The meeting of the NFB of Minnesota Senior Division was called to order at 1:30 on May 17, 2014 in conjunction with the Semiannual Convention.  Fifteen members attended.

After introductions of attendees, Linda Povlitski gave a very interesting presentation on baking bread.  She has baked all her bread for the past years — ever since she watched her mother do so.  Linda brought buns she makes on a regular basis, so everyone could sample her work.  Homemade bread baking is a rare activity in our gathering, so Linda’s presentation and samples proved enjoyable and a great inspiration for everyone to go home and follow her example.

Next was an announcement of the upcoming national senior division conference calls with numbers for joining a conversation with Jennifer Wenzel of Minnesota speaking on cooking by touch.  This call was the third in a series of calls sponsored by the senior division to bring those dealing with losing eyesight together to learn about the National Federation of the Blind and its activities.  Minnesotans were urged to join the calls and participate.

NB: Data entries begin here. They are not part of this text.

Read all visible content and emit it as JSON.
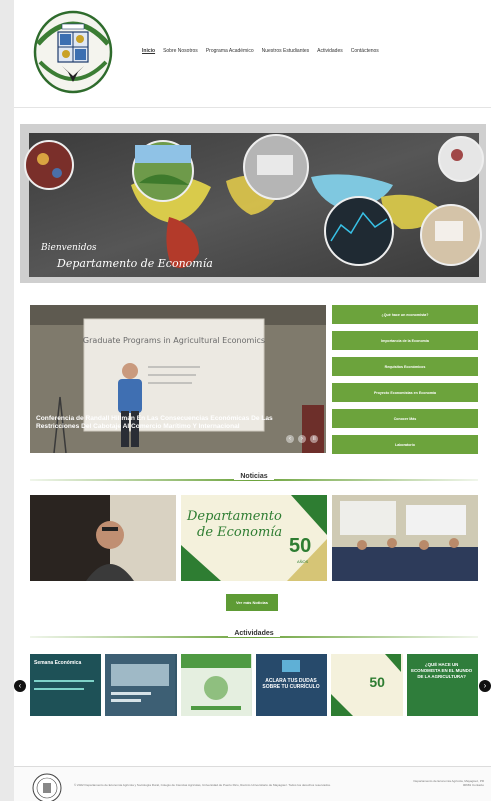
{
  "nav": {
    "items": [
      "Inicio",
      "Sobre Nosotros",
      "Programa Académico",
      "Nuestros Estudiantes",
      "Actividades",
      "Contáctenos"
    ]
  },
  "hero": {
    "line1": "Bienvenidos",
    "line2": "Departamento de Economía"
  },
  "featured": {
    "caption": "Conferencia de Randall Hillman En Las Consecuencias Económicas De Las Restricciones Del Cabotaje Al Comercio Marítimo Y Internacional",
    "slide_title": "Graduate Programs in Agricultural Economics"
  },
  "side_buttons": [
    "¿Qué hace un economista?",
    "Importancia de la Economía",
    "Requisitos Económicos",
    "Proyecto Economistas en Economía",
    "Conocer Más",
    "Laboratorio"
  ],
  "news": {
    "heading": "Noticias",
    "more_label": "Ver más Noticias",
    "card2_line1": "Departamento",
    "card2_line2": "de Economía",
    "card2_number": "50",
    "card2_years": "AÑOS"
  },
  "activities": {
    "heading": "Actividades",
    "cards": [
      {
        "text": "Semana Económica"
      },
      {
        "text": ""
      },
      {
        "text": ""
      },
      {
        "text": "ACLARA TUS DUDAS SOBRE TU CURRÍCULO"
      },
      {
        "text": "50"
      },
      {
        "text": "¿QUÉ HACE UN ECONOMISTA EN EL MUNDO DE LA AGRICULTURA?"
      }
    ],
    "prev_icon": "chevron-left-icon",
    "next_icon": "chevron-right-icon"
  },
  "footer": {
    "text": "© 2022 Departamento de Economía Agrícola y Sociología Rural, Colegio de Ciencias Agrícolas, Universidad de Puerto Rico, Recinto Universitario de Mayagüez. Todos los derechos reservados.",
    "contact": "Departamento de Economía Agrícola, Mayagüez, PR 00681 Contacto"
  },
  "colors": {
    "accent": "#6ca33c",
    "accent_dark": "#5e9b35",
    "hero_bg": "#4a4a4a"
  }
}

Attendees next discussed the digital players provided by the National Library Service.  The basic machine provided to seniors may be simple, but it does not make moving around books and other documents at all easy.  The advanced machine should be requested.

Systems Access was discussed as a speech for accessing computers.

Jan Bailey and Monica Buboltz then spoke of their businesses providing services to seniors.

The senior division still has eight device carriers to sell.

We then considered the best possible time and setting for our senior division meeting in conjunction with the state convention coming up this fall.  It seemed to be the consensus that we would prefer a breakfast meeting but in a separate room, not in the hotel restaurant.

Steve Jacobson demonstrated the Odin Mobile VI phone.

The meeting adjourned at 3:30.